In good company
Posted on June 7, 2007 | By wally
I had a couple of thoughts regarding the guy on the tower’s complaining about the President’s use of stop-loss and other liberal’s non-stop complaining about his suspension of the writ of habeas corpus. But it was another post that I almost didn’t write until this newly discovered Lincoln note story kind of kicked my fingers into gear.
The National Archives on Thursday unveiled a handwritten note by Abraham Lincoln exhorting his generals to pursue Robert E. Lee’s army after the battle of Gettysburg, underscoring one of the great missed opportunities for an early end to the Civil War. Miami Herald
Although the missed opportunity is interesting, it was really just the mention of Lincoln that got me to typing.
You see, nationally and locally, the left is working to make the military stop-loss and the suspension of writ of habeas corpus appear as unique to President Bush as well as both sneaky and illegal. In fact the guy on the tower said some of this in his official website statement.
I argue that, if nothing else, the current administration policy of STOP-LOSS… …is immoral, destructive, and often overlooked.
I for one feel the President is right to use both tools as he sees best for our nation. Neither the suspension of the writ nor stop-loss is new and both have been previously used during times of national danger such as we are in now.
Which brings me to the great emancipator Lincoln. Our nations often quoted, loved by everyone, spare no accolade President Lincoln. The President that apparently understood that sacrifice is often needed for the good of the nation when he instituted the draft and suspended the writ of habeas corpus.
In the ten weeks between the fall of Fort Sumter and the convening of Congress in July 1861, Lincoln began drafting men for military service, approved a naval blockade of Southern ports, and suspended the writ of habeas corpus. The U.S. Supreme Court upheld Lincoln’s authority to take these actions… The Court concluded that the president had the authority to resist force without the need for special legislative action.
In 1862, the Confederacy made all healthy, white males between the ages of eighteen and thirty five eligible for three years of service, and those already in the army were required to stay for the duration of the conflict, whether their enlistment term ended or not. The North followed suit…
You might ask how this sat with the war protesters in the North. Well it didn’t sit well
…the draft met with much evasion, resistance and, on several occasions, actual rioting. The constitutionality of conscription during the Civil War never reached the Supreme Court, in large measure because President Abraham Lincoln suspended the writ of habeas corpus, thus blocking state courts from the release of draft resisters and other protesters.
The Civil War was every bit as politically charged as today’s War on Terror. Even so, Lincoln exercised a stop loss policy and suspended the writ of habeas corpus for the same reason President Bush is doing now; for the good of our nation as a whole.

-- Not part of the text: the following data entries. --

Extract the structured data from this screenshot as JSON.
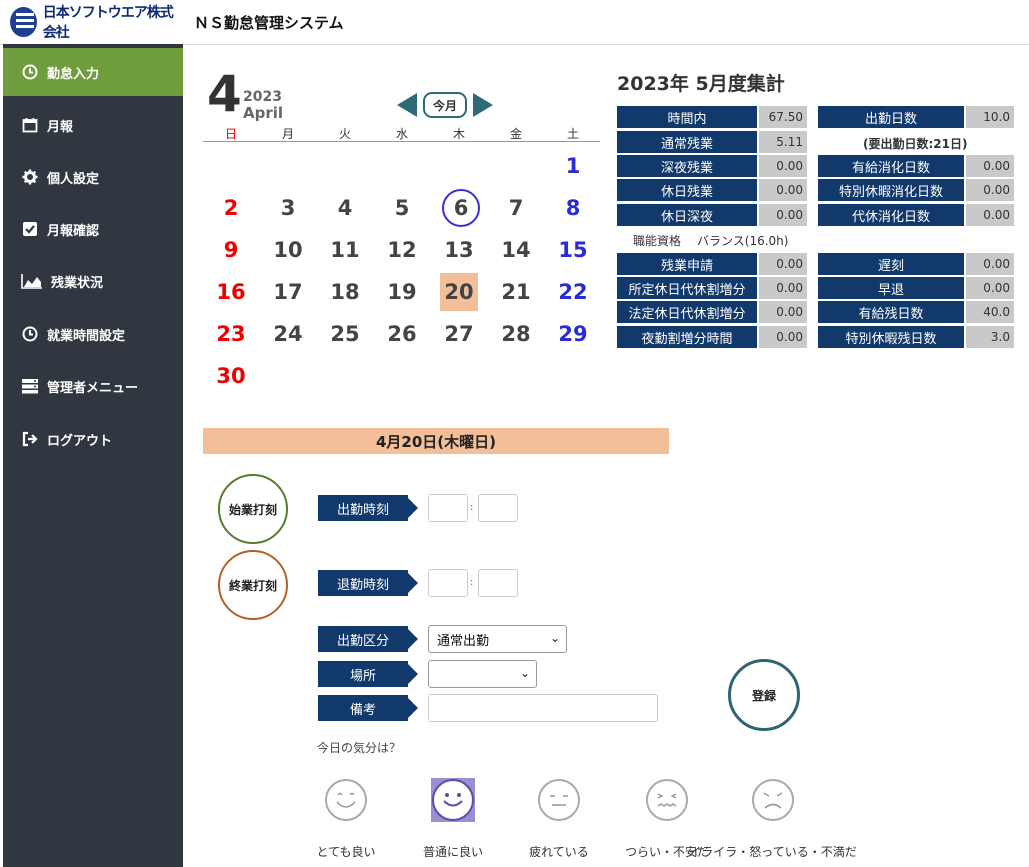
{
  "header": {
    "logo_text": "日本ソフトウエア株式会社",
    "app_title": "ＮＳ勤怠管理システム"
  },
  "sidebar": {
    "items": [
      {
        "label": "勤怠入力",
        "icon": "clock-icon"
      },
      {
        "label": "月報",
        "icon": "calendar-icon"
      },
      {
        "label": "個人設定",
        "icon": "gear-icon"
      },
      {
        "label": "月報確認",
        "icon": "checkbox-icon"
      },
      {
        "label": "残業状況",
        "icon": "area-chart-icon"
      },
      {
        "label": "就業時間設定",
        "icon": "clock-icon"
      },
      {
        "label": "管理者メニュー",
        "icon": "server-icon"
      },
      {
        "label": "ログアウト",
        "icon": "logout-icon"
      }
    ]
  },
  "calendar": {
    "month": "4",
    "year": "2023",
    "month_name": "April",
    "today_label": "今月",
    "weekdays": [
      "日",
      "月",
      "火",
      "水",
      "木",
      "金",
      "土"
    ],
    "days": [
      "1",
      "2",
      "3",
      "4",
      "5",
      "6",
      "7",
      "8",
      "9",
      "10",
      "11",
      "12",
      "13",
      "14",
      "15",
      "16",
      "17",
      "18",
      "19",
      "20",
      "21",
      "22",
      "23",
      "24",
      "25",
      "26",
      "27",
      "28",
      "29",
      "30"
    ],
    "first_weekday_index": 6,
    "today_day": 6,
    "selected_day": 20
  },
  "summary": {
    "title": "2023年 5月度集計",
    "left_top": [
      {
        "label": "時間内",
        "value": "67.50"
      },
      {
        "label": "通常残業",
        "value": "5.11"
      },
      {
        "label": "深夜残業",
        "value": "0.00"
      },
      {
        "label": "休日残業",
        "value": "0.00"
      },
      {
        "label": "休日深夜",
        "value": "0.00"
      }
    ],
    "right_top": [
      {
        "label": "出勤日数",
        "value": "10.0"
      },
      {
        "label": "有給消化日数",
        "value": "0.00"
      },
      {
        "label": "特別休暇消化日数",
        "value": "0.00"
      },
      {
        "label": "代休消化日数",
        "value": "0.00"
      }
    ],
    "required_days": "(要出勤日数:21日)",
    "skill_label": "職能資格",
    "balance_label": "バランス(16.0h)",
    "left_bottom": [
      {
        "label": "残業申請",
        "value": "0.00"
      },
      {
        "label": "所定休日代休割増分",
        "value": "0.00"
      },
      {
        "label": "法定休日代休割増分",
        "value": "0.00"
      },
      {
        "label": "夜勤割増分時間",
        "value": "0.00"
      }
    ],
    "right_bottom": [
      {
        "label": "遅刻",
        "value": "0.00"
      },
      {
        "label": "早退",
        "value": "0.00"
      },
      {
        "label": "有給残日数",
        "value": "40.0"
      },
      {
        "label": "特別休暇残日数",
        "value": "3.0"
      }
    ]
  },
  "entry": {
    "date_title": "4月20日(木曜日)",
    "start_stamp": "始業打刻",
    "end_stamp": "終業打刻",
    "start_time_label": "出勤時刻",
    "end_time_label": "退勤時刻",
    "time_separator": ":",
    "category_label": "出勤区分",
    "category_value": "通常出勤",
    "place_label": "場所",
    "place_value": "",
    "note_label": "備考",
    "note_value": "",
    "register_label": "登録",
    "mood_question": "今日の気分は？",
    "moods": [
      "とても良い",
      "普通に良い",
      "疲れている",
      "つらい・不安だ",
      "イライラ・怒っている・不満だ"
    ],
    "selected_mood_index": 1
  },
  "colors": {
    "sidebar_bg": "#313740",
    "active_nav": "#6f9c3c",
    "label_bg": "#12396b",
    "value_bg": "#c9c9c9",
    "selected_day_bg": "#f2bf98",
    "mood_selected_bg": "#9b8fd4"
  }
}
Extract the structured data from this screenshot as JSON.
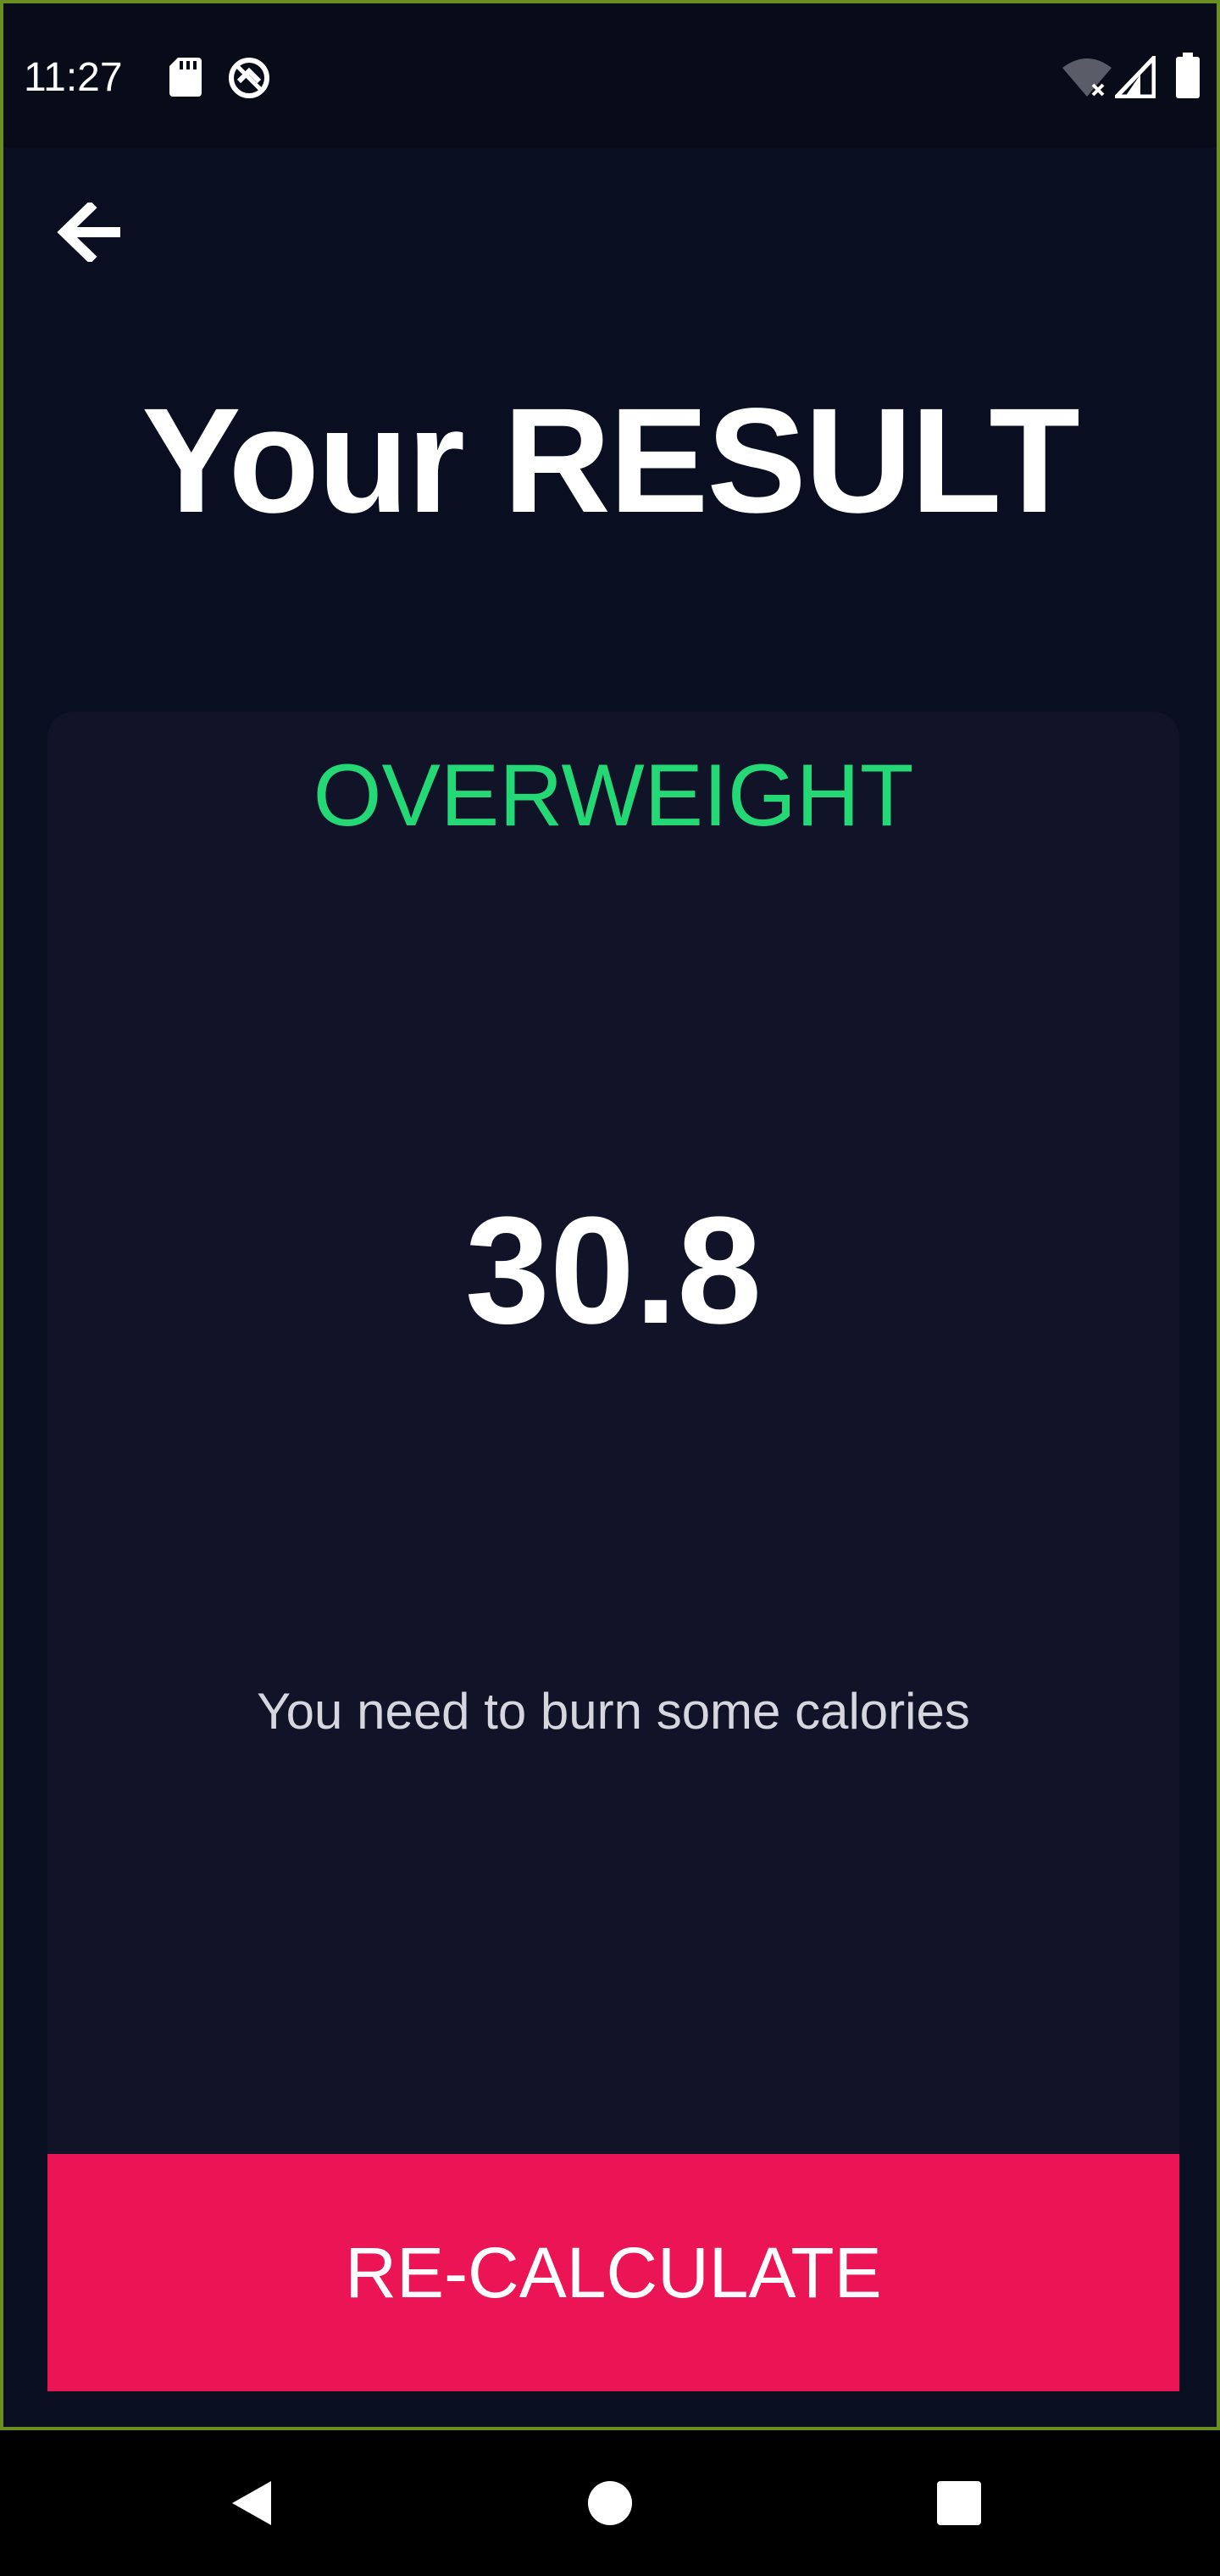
{
  "status_bar": {
    "time": "11:27",
    "icons": [
      "sd-card-icon",
      "sync-icon",
      "wifi-off-icon",
      "cell-signal-icon",
      "battery-icon"
    ]
  },
  "header": {
    "back_icon": "arrow-left-icon",
    "title": "Your RESULT"
  },
  "result": {
    "status": "OVERWEIGHT",
    "bmi": "30.8",
    "advice": "You need to burn some calories"
  },
  "actions": {
    "recalculate_label": "RE-CALCULATE"
  },
  "nav": {
    "icons": [
      "nav-back-icon",
      "nav-home-icon",
      "nav-recents-icon"
    ]
  },
  "colors": {
    "background": "#0a0e21",
    "card": "#111328",
    "status_green": "#24d876",
    "accent_pink": "#eb1555"
  }
}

And I know that there will be some readers out there who will say that President Bush is not in the same league as Lincoln. I agree with them. He is not.
But I may up my opinion of him if he starts locking up draft resisters and protesters.
Lincoln information from Answers.com